Every line of the records below that holds the word "있습니까" should be copied out.
......
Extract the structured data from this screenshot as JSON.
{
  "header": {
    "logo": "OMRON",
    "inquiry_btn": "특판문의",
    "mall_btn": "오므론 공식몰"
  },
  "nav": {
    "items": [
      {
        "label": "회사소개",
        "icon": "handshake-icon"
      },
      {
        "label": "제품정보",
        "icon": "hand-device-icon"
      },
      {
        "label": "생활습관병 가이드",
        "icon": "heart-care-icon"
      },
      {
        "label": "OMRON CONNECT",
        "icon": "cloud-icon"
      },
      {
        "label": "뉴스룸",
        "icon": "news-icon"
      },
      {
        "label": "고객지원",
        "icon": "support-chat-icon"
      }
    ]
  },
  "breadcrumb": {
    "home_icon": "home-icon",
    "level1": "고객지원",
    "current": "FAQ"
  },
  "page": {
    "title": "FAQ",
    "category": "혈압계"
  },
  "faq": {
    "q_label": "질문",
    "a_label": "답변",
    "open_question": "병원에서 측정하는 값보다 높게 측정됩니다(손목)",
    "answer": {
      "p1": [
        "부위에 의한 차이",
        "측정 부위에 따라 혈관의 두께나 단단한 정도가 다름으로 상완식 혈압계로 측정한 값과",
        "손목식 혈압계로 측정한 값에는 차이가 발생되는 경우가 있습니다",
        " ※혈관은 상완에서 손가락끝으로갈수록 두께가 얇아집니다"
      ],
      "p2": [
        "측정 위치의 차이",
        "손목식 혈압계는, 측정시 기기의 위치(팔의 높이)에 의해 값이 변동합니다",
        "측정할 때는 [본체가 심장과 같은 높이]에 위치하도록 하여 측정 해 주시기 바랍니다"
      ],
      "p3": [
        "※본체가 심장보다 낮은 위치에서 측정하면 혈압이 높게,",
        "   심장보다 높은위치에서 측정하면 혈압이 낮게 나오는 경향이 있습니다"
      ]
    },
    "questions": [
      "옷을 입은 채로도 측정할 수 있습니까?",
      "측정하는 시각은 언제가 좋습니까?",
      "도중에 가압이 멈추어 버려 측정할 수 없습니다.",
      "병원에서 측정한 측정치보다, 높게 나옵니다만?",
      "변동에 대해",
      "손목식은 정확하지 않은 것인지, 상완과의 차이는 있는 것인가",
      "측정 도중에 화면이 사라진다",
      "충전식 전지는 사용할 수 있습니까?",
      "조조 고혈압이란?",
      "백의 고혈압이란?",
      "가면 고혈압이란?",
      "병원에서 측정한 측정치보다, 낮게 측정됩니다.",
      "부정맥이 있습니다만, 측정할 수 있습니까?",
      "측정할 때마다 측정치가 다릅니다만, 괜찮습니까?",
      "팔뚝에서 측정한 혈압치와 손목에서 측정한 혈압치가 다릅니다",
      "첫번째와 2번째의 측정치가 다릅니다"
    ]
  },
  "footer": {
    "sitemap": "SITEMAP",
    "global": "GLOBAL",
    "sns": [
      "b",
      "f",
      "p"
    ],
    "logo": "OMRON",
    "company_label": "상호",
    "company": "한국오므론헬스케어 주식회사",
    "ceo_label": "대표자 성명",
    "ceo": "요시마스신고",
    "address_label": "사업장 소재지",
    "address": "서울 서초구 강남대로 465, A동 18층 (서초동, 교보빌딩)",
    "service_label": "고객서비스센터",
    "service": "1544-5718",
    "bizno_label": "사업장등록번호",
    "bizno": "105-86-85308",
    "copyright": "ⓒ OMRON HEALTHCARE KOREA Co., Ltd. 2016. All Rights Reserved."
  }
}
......
__Your solution__.
      "옷을 입은 채로도 측정할 수 있습니까?",
      "충전식 전지는 사용할 수 있습니까?",
      "부정맥이 있습니다만, 측정할 수 있습니까?",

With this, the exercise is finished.